Life cycle– “In studies done by Gabriele Uhl at the University of Bonn, male P. phalangioides seemed to be attracted to and to mate with larger females more often than smaller females. This may increase reproductive success for males, because large females produce more eggs than smaller females. (Uhl, November 1998). Before mating, a male spider deposits some sperm onto a little web, and then sucks it into a special cavity within his pedipalp. During mating, which can take several hours, the male deposits his sperm into the female’s epigynum, which is an opening on the underside of her abdomen. Females can store the sperm in a special cavity at the beginning of the uterus, called the uterus externus, until it is time for her eggs to be fertilized. Timing of fertilization and laying depends on the availability of food. Because the sperm are stored for some period of time, it is possible for a female to mate again. If this occurs, the sperm from the two males mixes in the uterus externa. However, the sperm of the last male mated with has priority in fertilizing the eggs. This is because of a mechanism of sperm removal during mating. Males perform rhythmic movements of their intromittent organs during copulation, which results in extrusion of most of the sperm already in the uterus externa. After a female lays her eggs, she wraps them in silk strands and carries the package in her chelicera (jaws), located on the underside of her body. (Emerton, 1902; Jackman, 1997; Stüber, 1999; Uhl, November 1998)…The only parental care female P. phalangioides offer their young is nine days of protection as the prenymphs finish developing into spiders. (Stüber, 1999)…Pholcus phalangioides can live up to about three years.” ADW: Pholcus phalangioides: INFORMATION ; “Both male and female spiders can be found in heated structures throughout the year. It takes approximately one year for the spiders to mature and they can live for two or more years as adults.” https://extension.psu.edu/longbodied-cellar-spider/

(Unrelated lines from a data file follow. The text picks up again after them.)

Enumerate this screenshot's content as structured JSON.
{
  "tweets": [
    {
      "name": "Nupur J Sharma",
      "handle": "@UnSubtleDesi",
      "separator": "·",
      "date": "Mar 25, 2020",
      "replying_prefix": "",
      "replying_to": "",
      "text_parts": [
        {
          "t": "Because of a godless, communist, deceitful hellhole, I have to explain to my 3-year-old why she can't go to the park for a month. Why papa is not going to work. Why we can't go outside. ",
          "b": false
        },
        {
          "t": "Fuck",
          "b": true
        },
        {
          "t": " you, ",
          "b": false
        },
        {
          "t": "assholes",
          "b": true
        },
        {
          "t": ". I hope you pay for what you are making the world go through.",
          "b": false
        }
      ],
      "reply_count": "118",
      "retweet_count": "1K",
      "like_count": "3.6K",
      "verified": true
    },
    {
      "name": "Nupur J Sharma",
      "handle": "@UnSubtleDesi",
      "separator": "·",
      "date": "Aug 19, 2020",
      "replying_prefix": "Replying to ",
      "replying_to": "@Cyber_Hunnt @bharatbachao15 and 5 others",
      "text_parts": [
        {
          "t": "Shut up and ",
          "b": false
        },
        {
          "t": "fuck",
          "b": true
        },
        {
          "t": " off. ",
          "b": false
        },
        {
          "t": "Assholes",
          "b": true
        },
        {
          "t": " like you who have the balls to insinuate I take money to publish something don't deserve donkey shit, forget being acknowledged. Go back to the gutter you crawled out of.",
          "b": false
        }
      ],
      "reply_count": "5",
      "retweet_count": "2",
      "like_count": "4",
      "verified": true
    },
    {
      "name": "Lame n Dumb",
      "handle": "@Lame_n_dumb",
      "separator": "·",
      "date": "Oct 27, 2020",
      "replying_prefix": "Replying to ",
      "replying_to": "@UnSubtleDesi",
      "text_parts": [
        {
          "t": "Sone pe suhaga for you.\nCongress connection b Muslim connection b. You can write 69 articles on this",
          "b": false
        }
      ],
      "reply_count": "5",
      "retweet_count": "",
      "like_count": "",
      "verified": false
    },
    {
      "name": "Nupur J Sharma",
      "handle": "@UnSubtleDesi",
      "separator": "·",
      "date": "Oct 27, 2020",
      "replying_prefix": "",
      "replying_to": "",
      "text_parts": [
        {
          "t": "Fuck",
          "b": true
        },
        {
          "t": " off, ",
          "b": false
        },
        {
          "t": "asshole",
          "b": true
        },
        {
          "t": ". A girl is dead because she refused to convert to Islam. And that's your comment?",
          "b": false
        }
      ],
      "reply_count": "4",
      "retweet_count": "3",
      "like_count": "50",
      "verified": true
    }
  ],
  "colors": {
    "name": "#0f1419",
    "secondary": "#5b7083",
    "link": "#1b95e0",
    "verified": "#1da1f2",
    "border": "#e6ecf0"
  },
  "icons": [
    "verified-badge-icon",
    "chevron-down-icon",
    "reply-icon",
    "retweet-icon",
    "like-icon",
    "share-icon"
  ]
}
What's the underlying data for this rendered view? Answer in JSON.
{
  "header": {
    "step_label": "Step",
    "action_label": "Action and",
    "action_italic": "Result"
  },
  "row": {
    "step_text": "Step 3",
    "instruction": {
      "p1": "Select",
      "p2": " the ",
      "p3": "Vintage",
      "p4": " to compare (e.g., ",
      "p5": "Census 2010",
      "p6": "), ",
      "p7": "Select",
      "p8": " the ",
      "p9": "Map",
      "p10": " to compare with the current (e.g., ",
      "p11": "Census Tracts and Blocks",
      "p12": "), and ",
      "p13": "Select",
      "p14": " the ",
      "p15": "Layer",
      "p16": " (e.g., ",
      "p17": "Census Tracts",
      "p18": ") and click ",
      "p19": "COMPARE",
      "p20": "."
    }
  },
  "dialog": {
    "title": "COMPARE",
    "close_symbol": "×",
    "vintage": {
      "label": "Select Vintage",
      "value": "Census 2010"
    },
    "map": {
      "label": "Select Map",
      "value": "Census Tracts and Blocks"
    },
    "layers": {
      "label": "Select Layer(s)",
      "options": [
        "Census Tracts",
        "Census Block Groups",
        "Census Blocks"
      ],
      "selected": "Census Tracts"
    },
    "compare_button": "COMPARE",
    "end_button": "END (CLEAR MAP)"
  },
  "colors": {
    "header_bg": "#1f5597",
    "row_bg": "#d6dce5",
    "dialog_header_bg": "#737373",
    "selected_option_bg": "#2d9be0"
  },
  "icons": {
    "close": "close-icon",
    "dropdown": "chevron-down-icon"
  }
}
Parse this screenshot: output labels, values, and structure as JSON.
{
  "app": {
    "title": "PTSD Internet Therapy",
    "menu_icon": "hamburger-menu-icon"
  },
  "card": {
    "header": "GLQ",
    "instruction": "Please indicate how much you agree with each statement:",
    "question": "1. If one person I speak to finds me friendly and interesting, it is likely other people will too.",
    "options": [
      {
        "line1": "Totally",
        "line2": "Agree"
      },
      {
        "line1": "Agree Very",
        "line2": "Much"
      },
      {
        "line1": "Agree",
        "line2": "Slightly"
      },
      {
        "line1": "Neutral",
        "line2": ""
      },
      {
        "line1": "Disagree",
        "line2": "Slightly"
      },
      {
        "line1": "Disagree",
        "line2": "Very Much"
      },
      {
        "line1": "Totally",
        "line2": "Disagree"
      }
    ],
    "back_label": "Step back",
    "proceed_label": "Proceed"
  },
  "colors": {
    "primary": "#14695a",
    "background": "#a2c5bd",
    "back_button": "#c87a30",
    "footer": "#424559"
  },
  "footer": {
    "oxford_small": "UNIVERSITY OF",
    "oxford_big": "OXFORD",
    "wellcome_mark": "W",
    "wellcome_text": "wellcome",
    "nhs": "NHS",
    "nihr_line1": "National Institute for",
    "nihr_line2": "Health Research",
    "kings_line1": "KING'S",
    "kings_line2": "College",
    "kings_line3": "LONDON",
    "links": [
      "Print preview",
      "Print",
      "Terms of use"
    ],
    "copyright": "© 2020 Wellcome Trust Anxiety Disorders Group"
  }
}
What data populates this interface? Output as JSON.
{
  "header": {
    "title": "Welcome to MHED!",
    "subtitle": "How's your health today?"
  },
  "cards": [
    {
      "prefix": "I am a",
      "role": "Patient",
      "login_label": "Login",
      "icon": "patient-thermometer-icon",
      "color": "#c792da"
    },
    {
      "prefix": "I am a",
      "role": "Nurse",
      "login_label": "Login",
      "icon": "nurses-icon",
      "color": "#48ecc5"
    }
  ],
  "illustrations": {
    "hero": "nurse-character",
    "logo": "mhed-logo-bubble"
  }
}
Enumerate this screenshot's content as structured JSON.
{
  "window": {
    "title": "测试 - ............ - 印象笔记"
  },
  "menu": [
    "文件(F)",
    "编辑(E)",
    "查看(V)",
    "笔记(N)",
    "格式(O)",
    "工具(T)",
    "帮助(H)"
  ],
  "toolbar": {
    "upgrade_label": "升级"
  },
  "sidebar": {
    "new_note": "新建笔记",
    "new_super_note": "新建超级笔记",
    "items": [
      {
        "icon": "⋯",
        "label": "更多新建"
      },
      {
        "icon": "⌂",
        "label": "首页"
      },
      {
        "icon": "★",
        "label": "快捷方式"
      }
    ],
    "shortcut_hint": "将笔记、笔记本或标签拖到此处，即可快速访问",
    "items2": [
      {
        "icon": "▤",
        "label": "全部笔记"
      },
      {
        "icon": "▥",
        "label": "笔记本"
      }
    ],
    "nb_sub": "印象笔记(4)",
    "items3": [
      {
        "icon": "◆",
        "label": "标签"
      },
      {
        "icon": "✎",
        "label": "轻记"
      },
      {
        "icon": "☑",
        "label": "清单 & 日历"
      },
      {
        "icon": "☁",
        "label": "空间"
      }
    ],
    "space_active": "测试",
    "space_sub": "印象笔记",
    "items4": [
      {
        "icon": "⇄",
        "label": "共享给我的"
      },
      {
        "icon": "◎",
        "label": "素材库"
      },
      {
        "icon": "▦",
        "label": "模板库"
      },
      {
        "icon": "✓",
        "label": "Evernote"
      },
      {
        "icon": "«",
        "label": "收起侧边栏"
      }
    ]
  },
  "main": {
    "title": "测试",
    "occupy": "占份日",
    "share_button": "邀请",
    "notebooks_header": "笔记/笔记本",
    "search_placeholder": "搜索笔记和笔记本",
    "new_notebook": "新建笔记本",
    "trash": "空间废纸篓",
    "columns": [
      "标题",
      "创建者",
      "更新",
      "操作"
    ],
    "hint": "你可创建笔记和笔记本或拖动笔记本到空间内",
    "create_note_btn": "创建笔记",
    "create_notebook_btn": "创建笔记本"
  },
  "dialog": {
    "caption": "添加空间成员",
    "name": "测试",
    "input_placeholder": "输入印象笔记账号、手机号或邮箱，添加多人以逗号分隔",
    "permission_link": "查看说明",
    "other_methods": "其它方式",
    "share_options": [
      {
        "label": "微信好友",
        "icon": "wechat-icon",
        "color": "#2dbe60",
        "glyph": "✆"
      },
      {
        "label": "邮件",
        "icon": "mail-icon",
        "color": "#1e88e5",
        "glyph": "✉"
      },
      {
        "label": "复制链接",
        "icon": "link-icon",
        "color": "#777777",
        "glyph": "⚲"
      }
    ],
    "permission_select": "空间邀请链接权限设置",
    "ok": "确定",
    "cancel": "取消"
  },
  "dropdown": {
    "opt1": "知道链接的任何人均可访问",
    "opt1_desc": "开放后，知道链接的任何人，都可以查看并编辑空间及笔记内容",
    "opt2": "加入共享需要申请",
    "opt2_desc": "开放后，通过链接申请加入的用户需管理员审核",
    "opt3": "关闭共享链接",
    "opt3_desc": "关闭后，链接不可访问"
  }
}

Adults active– Year around
Etymology of names– Pholcus is from a Greek word that may have actually meant ‘bandy-legged’, but at the time (1805) that Walckenaer described this genus was thought to mean ‘squint-eyed’, and most likely refers to the eye arrangement. The specific epithet phalangioides is from the Greek word for ‘resembling’, and the name of a genus of harvestmen, and refers to them both having very long legs.